Rock glaciers are common in the McMurdo Dry Valleys, but they are concentrated in a few isolated regions: western Taylor Valley, western Wright Valley, Pearse Valley, and Bull Pass. The researchers hypothesize that the origin and age of these features varies by region; that rock glaciers in Pearse and Taylor Valleys originated as buried glacier ice, whereas rock glaciers in Wright Valley formed through permafrost processes, such as mobilization of ice-rich talus. These hypotheses are born out of previous research demonstrating regional-scale variability in the sediment-ice ratio of rock-glacier cores and stratigraphic relationships between rock glaciers and alpine glaciers. To address these hypotheses, the researchers propose to: (1) Develop relative and absolute chronologies for the studied rock glaciers (through file mapping and optically stimulated luminescence dating of overlying sediments); (2) Assess the origin of clean-ice cores through stable isotopic analyses; (3) Determine if present-day soil-moisture and temperature conditions are conducive to rock glacier formation/preservation, and (4) Investigate whether the hypothesized glacigenic rock glaciers are in equilibrium with present-day climate. To achieve these research goals, researchers will incorporate geomorphic mapping, sedimentology, geochemical analyses, and geophysical techniques.
Field Season Overview
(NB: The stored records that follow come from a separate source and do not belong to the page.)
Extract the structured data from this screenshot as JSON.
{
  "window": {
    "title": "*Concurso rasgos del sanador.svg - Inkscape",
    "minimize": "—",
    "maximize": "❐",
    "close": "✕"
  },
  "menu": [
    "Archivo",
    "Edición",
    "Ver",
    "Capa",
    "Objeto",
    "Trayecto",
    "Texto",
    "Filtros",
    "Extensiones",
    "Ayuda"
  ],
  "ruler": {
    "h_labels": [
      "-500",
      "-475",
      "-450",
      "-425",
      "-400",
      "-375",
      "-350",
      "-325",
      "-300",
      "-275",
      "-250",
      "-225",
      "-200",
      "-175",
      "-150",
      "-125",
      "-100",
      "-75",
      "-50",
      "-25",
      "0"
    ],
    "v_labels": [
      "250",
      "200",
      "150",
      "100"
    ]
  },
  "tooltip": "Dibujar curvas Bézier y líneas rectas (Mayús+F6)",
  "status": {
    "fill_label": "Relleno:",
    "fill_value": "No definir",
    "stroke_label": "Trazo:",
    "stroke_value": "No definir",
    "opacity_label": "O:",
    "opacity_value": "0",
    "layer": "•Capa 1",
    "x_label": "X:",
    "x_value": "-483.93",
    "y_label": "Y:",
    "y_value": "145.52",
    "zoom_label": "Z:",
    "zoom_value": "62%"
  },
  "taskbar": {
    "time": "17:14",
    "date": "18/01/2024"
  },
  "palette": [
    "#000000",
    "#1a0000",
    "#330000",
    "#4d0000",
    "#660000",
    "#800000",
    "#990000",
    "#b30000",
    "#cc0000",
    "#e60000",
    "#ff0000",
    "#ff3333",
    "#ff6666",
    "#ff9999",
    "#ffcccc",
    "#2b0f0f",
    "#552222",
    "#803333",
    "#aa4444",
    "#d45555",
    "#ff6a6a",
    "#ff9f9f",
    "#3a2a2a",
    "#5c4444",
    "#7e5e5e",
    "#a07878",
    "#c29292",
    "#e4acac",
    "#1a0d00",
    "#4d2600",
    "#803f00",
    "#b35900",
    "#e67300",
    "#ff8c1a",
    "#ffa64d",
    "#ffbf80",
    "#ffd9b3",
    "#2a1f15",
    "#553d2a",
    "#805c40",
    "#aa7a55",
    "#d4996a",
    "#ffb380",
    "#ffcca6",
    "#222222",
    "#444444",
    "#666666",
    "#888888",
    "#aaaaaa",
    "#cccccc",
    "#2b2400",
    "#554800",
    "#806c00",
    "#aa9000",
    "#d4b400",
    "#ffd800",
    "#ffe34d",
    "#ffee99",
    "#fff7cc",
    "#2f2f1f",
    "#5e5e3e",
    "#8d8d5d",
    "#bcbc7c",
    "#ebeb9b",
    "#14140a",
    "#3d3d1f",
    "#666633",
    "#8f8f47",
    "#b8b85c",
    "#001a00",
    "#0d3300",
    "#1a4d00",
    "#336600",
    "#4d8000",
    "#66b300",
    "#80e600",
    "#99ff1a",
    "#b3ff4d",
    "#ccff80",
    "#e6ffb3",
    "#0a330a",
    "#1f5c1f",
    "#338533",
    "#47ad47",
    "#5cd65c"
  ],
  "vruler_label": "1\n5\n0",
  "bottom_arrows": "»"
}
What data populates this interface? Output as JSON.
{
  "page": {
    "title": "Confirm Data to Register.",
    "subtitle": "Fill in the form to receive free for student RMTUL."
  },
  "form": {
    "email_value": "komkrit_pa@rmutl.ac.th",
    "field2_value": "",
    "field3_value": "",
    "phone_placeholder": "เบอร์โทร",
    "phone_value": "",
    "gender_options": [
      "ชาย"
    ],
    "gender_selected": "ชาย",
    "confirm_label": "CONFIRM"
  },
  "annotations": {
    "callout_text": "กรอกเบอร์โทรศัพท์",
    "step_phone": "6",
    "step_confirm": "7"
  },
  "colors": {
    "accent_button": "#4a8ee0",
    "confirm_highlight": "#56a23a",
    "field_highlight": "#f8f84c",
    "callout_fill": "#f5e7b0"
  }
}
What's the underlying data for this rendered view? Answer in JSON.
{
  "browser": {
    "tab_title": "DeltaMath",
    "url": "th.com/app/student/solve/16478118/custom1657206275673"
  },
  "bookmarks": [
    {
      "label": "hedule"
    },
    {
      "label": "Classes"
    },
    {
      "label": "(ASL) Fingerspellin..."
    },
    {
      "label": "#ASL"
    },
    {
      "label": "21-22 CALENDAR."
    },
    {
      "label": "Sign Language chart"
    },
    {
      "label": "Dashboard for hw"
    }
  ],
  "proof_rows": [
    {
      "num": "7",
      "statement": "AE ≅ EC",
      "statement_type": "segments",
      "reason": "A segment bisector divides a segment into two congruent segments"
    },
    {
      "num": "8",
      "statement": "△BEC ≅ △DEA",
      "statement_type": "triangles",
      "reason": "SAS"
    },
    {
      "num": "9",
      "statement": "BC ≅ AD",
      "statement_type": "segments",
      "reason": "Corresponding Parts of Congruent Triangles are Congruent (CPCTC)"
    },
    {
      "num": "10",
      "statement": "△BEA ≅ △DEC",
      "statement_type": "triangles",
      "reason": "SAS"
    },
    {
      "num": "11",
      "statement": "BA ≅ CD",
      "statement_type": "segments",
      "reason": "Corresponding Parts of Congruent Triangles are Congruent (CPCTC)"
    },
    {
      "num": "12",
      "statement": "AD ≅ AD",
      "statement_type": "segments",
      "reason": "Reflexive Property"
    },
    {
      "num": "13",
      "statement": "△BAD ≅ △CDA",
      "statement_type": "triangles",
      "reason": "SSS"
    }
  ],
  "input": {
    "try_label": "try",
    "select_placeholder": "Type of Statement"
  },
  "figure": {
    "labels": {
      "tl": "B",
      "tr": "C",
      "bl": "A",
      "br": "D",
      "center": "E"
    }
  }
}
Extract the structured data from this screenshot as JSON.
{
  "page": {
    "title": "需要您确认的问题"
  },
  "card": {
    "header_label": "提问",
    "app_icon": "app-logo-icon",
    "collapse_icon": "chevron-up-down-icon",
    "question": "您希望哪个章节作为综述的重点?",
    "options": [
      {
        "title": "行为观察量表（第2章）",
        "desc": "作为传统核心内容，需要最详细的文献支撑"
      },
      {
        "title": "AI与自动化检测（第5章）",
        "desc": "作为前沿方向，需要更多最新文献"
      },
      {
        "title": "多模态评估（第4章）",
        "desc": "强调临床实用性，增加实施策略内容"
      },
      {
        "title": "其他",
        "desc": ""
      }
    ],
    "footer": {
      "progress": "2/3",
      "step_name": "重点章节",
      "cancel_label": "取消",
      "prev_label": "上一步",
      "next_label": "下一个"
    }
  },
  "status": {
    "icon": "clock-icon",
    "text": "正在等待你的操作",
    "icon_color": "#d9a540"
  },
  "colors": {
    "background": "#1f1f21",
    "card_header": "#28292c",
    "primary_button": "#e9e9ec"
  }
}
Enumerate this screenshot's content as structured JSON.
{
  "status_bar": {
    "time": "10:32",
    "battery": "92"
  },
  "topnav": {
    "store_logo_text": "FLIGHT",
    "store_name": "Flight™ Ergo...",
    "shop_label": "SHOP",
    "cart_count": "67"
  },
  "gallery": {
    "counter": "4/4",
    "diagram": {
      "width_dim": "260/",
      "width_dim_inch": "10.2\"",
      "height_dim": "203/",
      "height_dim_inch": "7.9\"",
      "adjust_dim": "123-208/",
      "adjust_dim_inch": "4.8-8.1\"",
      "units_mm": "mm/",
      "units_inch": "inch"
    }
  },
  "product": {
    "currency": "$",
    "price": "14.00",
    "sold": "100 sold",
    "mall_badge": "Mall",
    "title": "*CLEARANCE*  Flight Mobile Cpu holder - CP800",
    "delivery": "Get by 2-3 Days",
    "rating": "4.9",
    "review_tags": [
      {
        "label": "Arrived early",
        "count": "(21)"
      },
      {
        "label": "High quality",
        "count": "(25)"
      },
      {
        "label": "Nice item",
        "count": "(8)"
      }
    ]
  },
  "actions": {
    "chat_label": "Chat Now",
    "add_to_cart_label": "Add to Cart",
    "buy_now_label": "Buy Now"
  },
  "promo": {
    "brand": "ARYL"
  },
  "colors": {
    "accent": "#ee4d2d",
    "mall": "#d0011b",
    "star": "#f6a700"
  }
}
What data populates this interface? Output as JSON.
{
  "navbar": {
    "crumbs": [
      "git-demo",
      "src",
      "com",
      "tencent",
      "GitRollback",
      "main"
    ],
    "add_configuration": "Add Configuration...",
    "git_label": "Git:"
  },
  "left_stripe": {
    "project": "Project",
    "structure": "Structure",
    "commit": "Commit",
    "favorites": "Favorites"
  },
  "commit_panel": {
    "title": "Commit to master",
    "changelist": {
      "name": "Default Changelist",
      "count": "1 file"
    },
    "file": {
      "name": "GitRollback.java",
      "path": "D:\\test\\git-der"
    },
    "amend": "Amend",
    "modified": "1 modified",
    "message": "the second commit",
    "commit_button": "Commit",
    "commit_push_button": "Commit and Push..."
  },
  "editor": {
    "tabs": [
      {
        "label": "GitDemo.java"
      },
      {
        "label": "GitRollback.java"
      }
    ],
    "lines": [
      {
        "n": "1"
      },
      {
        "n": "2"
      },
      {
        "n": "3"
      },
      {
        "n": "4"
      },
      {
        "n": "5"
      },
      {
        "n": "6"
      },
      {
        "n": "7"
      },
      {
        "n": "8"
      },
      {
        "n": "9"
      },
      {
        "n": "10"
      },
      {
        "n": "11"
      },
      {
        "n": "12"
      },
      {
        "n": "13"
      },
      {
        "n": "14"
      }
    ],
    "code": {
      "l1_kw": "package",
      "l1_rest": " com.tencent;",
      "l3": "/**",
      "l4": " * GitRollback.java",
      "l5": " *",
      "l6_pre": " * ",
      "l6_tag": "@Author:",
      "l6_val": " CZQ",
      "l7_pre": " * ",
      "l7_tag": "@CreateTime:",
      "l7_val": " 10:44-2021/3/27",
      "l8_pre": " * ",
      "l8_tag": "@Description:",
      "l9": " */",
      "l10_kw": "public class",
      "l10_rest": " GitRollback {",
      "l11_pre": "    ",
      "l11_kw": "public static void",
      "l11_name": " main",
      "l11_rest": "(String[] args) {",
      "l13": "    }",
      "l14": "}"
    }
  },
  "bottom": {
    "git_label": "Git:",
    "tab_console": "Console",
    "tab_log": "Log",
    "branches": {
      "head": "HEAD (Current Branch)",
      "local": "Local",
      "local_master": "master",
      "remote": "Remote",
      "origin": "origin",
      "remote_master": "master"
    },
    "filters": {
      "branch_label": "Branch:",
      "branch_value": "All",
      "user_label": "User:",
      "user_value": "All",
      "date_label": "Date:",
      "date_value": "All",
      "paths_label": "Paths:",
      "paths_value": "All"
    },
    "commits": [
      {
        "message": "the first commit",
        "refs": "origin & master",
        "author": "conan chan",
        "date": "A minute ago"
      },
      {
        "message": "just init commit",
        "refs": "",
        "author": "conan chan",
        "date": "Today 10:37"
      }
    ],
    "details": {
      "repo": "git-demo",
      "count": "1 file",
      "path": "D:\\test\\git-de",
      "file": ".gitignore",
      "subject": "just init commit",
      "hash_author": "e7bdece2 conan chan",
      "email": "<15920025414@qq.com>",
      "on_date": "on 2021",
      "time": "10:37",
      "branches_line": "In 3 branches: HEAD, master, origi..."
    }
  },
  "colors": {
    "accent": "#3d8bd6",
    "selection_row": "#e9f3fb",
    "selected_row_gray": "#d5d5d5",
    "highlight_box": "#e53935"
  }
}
During the 2015–16 final field season, five participants will deploy to Antarctica to conduct helicopter-supported fieldwork at five main sites in the McMurdo Dry Valleys (MDV). A sixth participant will be a field coordinator from Field Support and Training (FST). During the first part of the season, three participants will operate out of two camps. They will extract shallow ice cores from buried ice in Taylor and Pearse valleys. The focus of these camps will be to complete the ice coring while the weather is still cool. This first part of the field season will require increased helicopter support to transport the cores back to McMurdo. Duing the final three weeks of the season, or the second half of the project, the team of five will camp in the Wright and Taylor Valleys. They will gather sediment and water samples for geochemical analyses, will deploy and retrieve meteorological stations, and will conduct ground-penetrating radar scans and mapping. As per previous field seasons, they will also be supported with tent-camping gear, communications equipment, and temporary office space in Crary Lab.
Deploying Team Members